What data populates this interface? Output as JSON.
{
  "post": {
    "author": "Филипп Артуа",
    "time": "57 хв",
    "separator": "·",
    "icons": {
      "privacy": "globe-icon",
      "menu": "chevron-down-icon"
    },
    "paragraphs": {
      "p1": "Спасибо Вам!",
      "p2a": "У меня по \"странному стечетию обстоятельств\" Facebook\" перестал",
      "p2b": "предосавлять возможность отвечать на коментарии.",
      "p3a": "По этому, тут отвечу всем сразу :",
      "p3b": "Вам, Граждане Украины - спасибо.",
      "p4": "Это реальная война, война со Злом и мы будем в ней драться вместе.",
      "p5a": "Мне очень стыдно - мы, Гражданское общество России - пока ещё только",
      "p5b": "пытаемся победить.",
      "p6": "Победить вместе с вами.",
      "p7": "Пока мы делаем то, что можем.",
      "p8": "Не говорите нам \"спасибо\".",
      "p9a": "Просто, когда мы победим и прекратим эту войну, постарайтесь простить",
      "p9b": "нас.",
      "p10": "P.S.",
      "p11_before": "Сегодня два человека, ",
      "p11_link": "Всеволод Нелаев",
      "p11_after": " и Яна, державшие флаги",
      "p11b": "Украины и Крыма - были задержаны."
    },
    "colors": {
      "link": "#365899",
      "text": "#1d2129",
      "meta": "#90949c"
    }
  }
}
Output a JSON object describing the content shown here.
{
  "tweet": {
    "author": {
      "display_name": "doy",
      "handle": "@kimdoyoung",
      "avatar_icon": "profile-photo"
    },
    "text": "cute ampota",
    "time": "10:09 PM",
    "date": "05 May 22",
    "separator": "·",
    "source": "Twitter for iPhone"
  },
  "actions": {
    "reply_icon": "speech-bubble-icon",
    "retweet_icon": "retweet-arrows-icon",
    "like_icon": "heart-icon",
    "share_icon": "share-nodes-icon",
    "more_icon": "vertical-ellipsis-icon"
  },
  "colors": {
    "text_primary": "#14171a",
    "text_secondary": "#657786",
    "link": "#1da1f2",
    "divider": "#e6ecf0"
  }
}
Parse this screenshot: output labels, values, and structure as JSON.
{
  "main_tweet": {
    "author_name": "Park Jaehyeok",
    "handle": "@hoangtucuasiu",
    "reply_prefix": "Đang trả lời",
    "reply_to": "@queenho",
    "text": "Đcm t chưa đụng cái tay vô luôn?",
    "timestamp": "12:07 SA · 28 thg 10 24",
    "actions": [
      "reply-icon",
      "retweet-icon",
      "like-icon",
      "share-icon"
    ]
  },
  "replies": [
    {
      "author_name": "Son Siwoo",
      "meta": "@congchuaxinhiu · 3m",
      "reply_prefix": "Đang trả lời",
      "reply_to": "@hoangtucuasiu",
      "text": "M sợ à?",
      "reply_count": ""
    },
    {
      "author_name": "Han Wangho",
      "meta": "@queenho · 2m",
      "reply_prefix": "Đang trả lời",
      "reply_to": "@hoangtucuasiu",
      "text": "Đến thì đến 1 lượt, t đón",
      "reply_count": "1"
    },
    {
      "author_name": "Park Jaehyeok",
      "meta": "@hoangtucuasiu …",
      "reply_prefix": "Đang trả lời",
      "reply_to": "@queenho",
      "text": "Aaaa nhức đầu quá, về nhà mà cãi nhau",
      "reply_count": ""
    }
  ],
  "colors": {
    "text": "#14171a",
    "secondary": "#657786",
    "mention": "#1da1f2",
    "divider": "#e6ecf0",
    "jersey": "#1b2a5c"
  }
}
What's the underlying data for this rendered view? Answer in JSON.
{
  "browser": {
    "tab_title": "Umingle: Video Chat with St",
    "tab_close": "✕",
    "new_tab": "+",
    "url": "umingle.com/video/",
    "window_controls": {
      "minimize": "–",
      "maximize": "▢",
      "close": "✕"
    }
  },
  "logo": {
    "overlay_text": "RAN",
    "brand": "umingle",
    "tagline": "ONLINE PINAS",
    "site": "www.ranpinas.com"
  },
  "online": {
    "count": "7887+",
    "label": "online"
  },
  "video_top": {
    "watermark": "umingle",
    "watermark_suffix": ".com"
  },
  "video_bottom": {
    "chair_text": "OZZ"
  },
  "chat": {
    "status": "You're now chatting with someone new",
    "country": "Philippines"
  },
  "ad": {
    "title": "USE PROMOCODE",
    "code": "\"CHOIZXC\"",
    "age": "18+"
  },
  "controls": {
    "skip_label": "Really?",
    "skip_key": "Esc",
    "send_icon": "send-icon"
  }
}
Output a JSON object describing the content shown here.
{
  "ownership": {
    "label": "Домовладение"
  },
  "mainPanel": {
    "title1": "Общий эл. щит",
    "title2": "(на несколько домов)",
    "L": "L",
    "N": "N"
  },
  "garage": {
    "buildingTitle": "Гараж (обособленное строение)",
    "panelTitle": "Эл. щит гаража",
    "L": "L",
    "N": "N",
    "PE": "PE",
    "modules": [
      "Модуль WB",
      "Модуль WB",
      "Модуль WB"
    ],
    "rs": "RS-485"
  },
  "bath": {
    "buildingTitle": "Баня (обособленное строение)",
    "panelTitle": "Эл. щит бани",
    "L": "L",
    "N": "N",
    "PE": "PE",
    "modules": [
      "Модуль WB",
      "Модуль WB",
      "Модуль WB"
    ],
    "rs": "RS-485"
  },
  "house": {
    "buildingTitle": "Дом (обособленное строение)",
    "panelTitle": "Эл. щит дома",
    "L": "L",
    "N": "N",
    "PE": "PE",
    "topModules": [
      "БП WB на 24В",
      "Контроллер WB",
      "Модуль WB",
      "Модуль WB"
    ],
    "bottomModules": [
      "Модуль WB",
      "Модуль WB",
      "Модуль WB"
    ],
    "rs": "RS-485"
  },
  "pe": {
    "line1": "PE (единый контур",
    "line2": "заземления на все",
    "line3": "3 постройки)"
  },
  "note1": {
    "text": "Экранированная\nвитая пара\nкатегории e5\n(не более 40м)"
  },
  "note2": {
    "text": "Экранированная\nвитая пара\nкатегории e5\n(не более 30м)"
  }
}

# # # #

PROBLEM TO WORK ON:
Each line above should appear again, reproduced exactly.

ANSWER BELOW:
What data populates this interface? Output as JSON.
{
  "post": {
    "author": "Филипп Артуа",
    "time": "57 хв",
    "separator": "·",
    "icons": {
      "privacy": "globe-icon",
      "menu": "chevron-down-icon"
    },
    "paragraphs": {
      "p1": "Спасибо Вам!",
      "p2a": "У меня по \"странному стечетию обстоятельств\" Facebook\" перестал",
      "p2b": "предосавлять возможность отвечать на коментарии.",
      "p3a": "По этому, тут отвечу всем сразу :",
      "p3b": "Вам, Граждане Украины - спасибо.",
      "p4": "Это реальная война, война со Злом и мы будем в ней драться вместе.",
      "p5a": "Мне очень стыдно - мы, Гражданское общество России - пока ещё только",
      "p5b": "пытаемся победить.",
      "p6": "Победить вместе с вами.",
      "p7": "Пока мы делаем то, что можем.",
      "p8": "Не говорите нам \"спасибо\".",
      "p9a": "Просто, когда мы победим и прекратим эту войну, постарайтесь простить",
      "p9b": "нас.",
      "p10": "P.S.",
      "p11_before": "Сегодня два человека, ",
      "p11_link": "Всеволод Нелаев",
      "p11_after": " и Яна, державшие флаги",
      "p11b": "Украины и Крыма - были задержаны."
    },
    "colors": {
      "link": "#365899",
      "text": "#1d2129",
      "meta": "#90949c"
    }
  }
}
Output a JSON object describing the content shown here.
{
  "tweet": {
    "author": {
      "display_name": "doy",
      "handle": "@kimdoyoung",
      "avatar_icon": "profile-photo"
    },
    "text": "cute ampota",
    "time": "10:09 PM",
    "date": "05 May 22",
    "separator": "·",
    "source": "Twitter for iPhone"
  },
  "actions": {
    "reply_icon": "speech-bubble-icon",
    "retweet_icon": "retweet-arrows-icon",
    "like_icon": "heart-icon",
    "share_icon": "share-nodes-icon",
    "more_icon": "vertical-ellipsis-icon"
  },
  "colors": {
    "text_primary": "#14171a",
    "text_secondary": "#657786",
    "link": "#1da1f2",
    "divider": "#e6ecf0"
  }
}
Parse this screenshot: output labels, values, and structure as JSON.
{
  "main_tweet": {
    "author_name": "Park Jaehyeok",
    "handle": "@hoangtucuasiu",
    "reply_prefix": "Đang trả lời",
    "reply_to": "@queenho",
    "text": "Đcm t chưa đụng cái tay vô luôn?",
    "timestamp": "12:07 SA · 28 thg 10 24",
    "actions": [
      "reply-icon",
      "retweet-icon",
      "like-icon",
      "share-icon"
    ]
  },
  "replies": [
    {
      "author_name": "Son Siwoo",
      "meta": "@congchuaxinhiu · 3m",
      "reply_prefix": "Đang trả lời",
      "reply_to": "@hoangtucuasiu",
      "text": "M sợ à?",
      "reply_count": ""
    },
    {
      "author_name": "Han Wangho",
      "meta": "@queenho · 2m",
      "reply_prefix": "Đang trả lời",
      "reply_to": "@hoangtucuasiu",
      "text": "Đến thì đến 1 lượt, t đón",
      "reply_count": "1"
    },
    {
      "author_name": "Park Jaehyeok",
      "meta": "@hoangtucuasiu …",
      "reply_prefix": "Đang trả lời",
      "reply_to": "@queenho",
      "text": "Aaaa nhức đầu quá, về nhà mà cãi nhau",
      "reply_count": ""
    }
  ],
  "colors": {
    "text": "#14171a",
    "secondary": "#657786",
    "mention": "#1da1f2",
    "divider": "#e6ecf0",
    "jersey": "#1b2a5c"
  }
}
What's the underlying data for this rendered view? Answer in JSON.
{
  "browser": {
    "tab_title": "Umingle: Video Chat with St",
    "tab_close": "✕",
    "new_tab": "+",
    "url": "umingle.com/video/",
    "window_controls": {
      "minimize": "–",
      "maximize": "▢",
      "close": "✕"
    }
  },
  "logo": {
    "overlay_text": "RAN",
    "brand": "umingle",
    "tagline": "ONLINE PINAS",
    "site": "www.ranpinas.com"
  },
  "online": {
    "count": "7887+",
    "label": "online"
  },
  "video_top": {
    "watermark": "umingle",
    "watermark_suffix": ".com"
  },
  "video_bottom": {
    "chair_text": "OZZ"
  },
  "chat": {
    "status": "You're now chatting with someone new",
    "country": "Philippines"
  },
  "ad": {
    "title": "USE PROMOCODE",
    "code": "\"CHOIZXC\"",
    "age": "18+"
  },
  "controls": {
    "skip_label": "Really?",
    "skip_key": "Esc",
    "send_icon": "send-icon"
  }
}
Output a JSON object describing the content shown here.
{
  "ownership": {
    "label": "Домовладение"
  },
  "mainPanel": {
    "title1": "Общий эл. щит",
    "title2": "(на несколько домов)",
    "L": "L",
    "N": "N"
  },
  "garage": {
    "buildingTitle": "Гараж (обособленное строение)",
    "panelTitle": "Эл. щит гаража",
    "L": "L",
    "N": "N",
    "PE": "PE",
    "modules": [
      "Модуль WB",
      "Модуль WB",
      "Модуль WB"
    ],
    "rs": "RS-485"
  },
  "bath": {
    "buildingTitle": "Баня (обособленное строение)",
    "panelTitle": "Эл. щит бани",
    "L": "L",
    "N": "N",
    "PE": "PE",
    "modules": [
      "Модуль WB",
      "Модуль WB",
      "Модуль WB"
    ],
    "rs": "RS-485"
  },
  "house": {
    "buildingTitle": "Дом (обособленное строение)",
    "panelTitle": "Эл. щит дома",
    "L": "L",
    "N": "N",
    "PE": "PE",
    "topModules": [
      "БП WB на 24В",
      "Контроллер WB",
      "Модуль WB",
      "Модуль WB"
    ],
    "bottomModules": [
      "Модуль WB",
      "Модуль WB",
      "Модуль WB"
    ],
    "rs": "RS-485"
  },
  "pe": {
    "line1": "PE (единый контур",
    "line2": "заземления на все",
    "line3": "3 постройки)"
  },
  "note1": {
    "text": "Экранированная\nвитая пара\nкатегории e5\n(не более 40м)"
  },
  "note2": {
    "text": "Экранированная\nвитая пара\nкатегории e5\n(не более 30м)"
  }
}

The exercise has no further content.